That appears to have changed. Saturday’s win was the ninth straight victory at IG Field. That’s the longest stretch since a 10-game win streak between the 1993 and 1994 seasons.
The Bombers are not only winning at home, they’re doing it in convincing fashion. In those nine games, the Bombers have outscored their opponent 291-128 – that’s an average of 32 points for and 14 against per game.
Winnipeg doesn’t have the easiest remaining schedule – all six games are against teams that are destined for the playoffs – but three of them are at home. If the Bombers can remain perfect at IG Field, and can win at least once on the road, a 13-win season should be good enough for tops in the West. That would secure home date for the division final, and then maybe…well, let’s just wait and see.
4) The Bombers defence was the only reason Winnipeg had a chance to win over the Labour Day Weekend – and they knew it, even if they preferred to take the blame for the loss.
Indeed, it was that 11-play, 87-yard series last Sunday, the one that ended with a 26-yard game-winning field goal, that had members of the defensive dozen hanging their collective heads by day’s end. While each owned up to it, they also declared to be much better the second time around – and they were.

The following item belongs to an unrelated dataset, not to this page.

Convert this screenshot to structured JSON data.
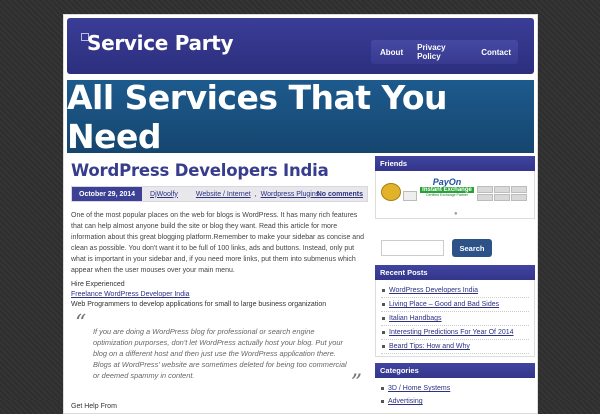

The Bombers defence limited the Roughriders to just 10 points, with just one field goal on Saskatchewan’s second drive of the game accounting for their entire scoring in the first half. In fact, the Roughriders finished the first two quarters with just 67 yards of net offence and were limited to just four first downs.

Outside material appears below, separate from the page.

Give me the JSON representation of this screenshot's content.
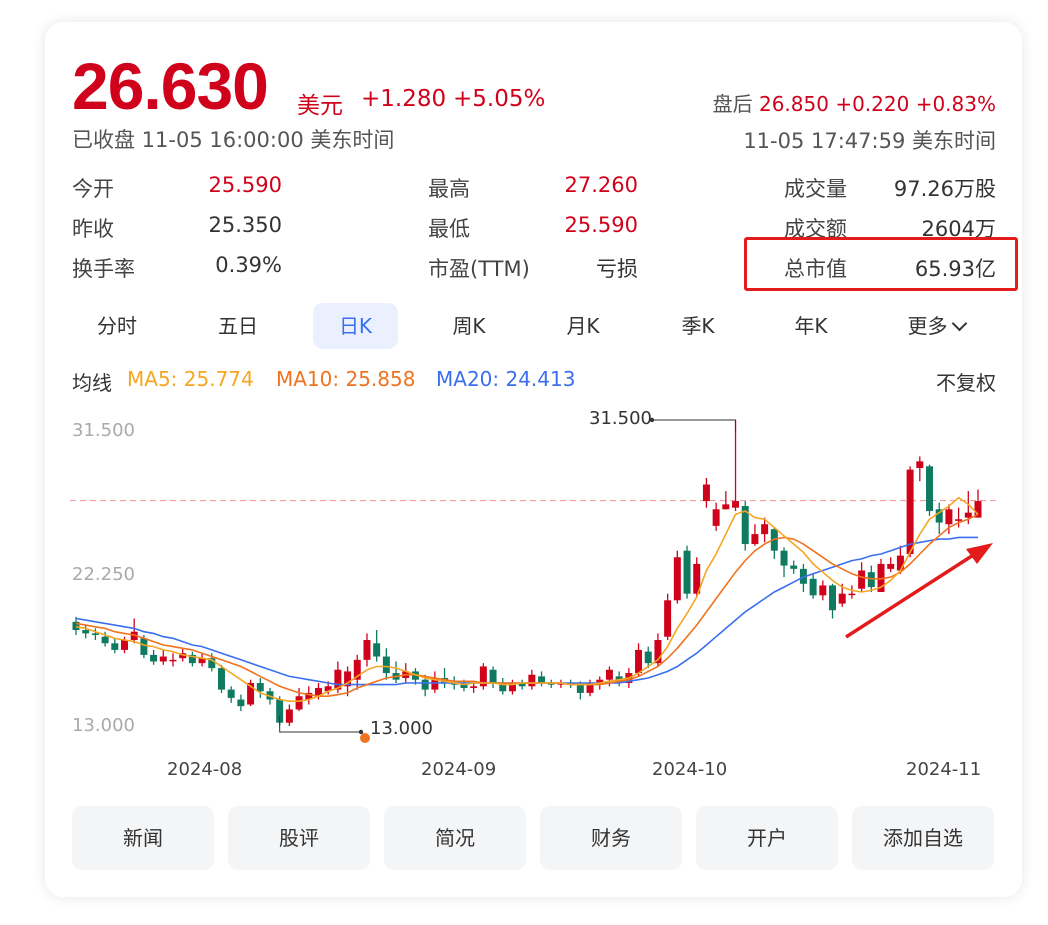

William Powell, arguably the league’s top rusher behind Harris, had four carries for one yard. Cody Fajardo, who finished with 196 passing yards and a rushing touchdown, with much of those yards coming late in the game, was sacked five times. The Roughriders were 27 per cent on second down and had six drives that were two-and-outs.
If that isn’t redemption, I don’t know what is.
5) Bombers head coach Mike O’Shea had already allowed his mind to enter the bye week when I asked him a question about what needed to go right to put forth such a complete game. He admitted as much, noting he was already thinking about his couch and his fridge, joking that it had more than the couple beers in it I had suggested.
The Bombers have played 11 straight weeks and have fared well over that stretch – including eight wins – by maximizing their full lineup. But they need the break as bad as anyone in the league and should come back healthier and energized for the final stretch (Winnipeg’s third bye is the last week of the season).
Harris will be back, of course, and you should see a few other players returning to the field, Demski and Whitehead among them. Jackson Jeffcoat is also a candidate to return practising, and I’d be surprised not to see Brandon Alexander out there as well. Maybe even Patrick Neufeld, who has been progressing well over the last few weeks.
After a slew of injuries playing hockey that included breaks to the wrist, arm, and collar bone; a tear of the medial collateral ligament in both knees; as well as a collapsed lung, Jeff figured it was a good idea to take his interest in sports off the ice and in to the classroom.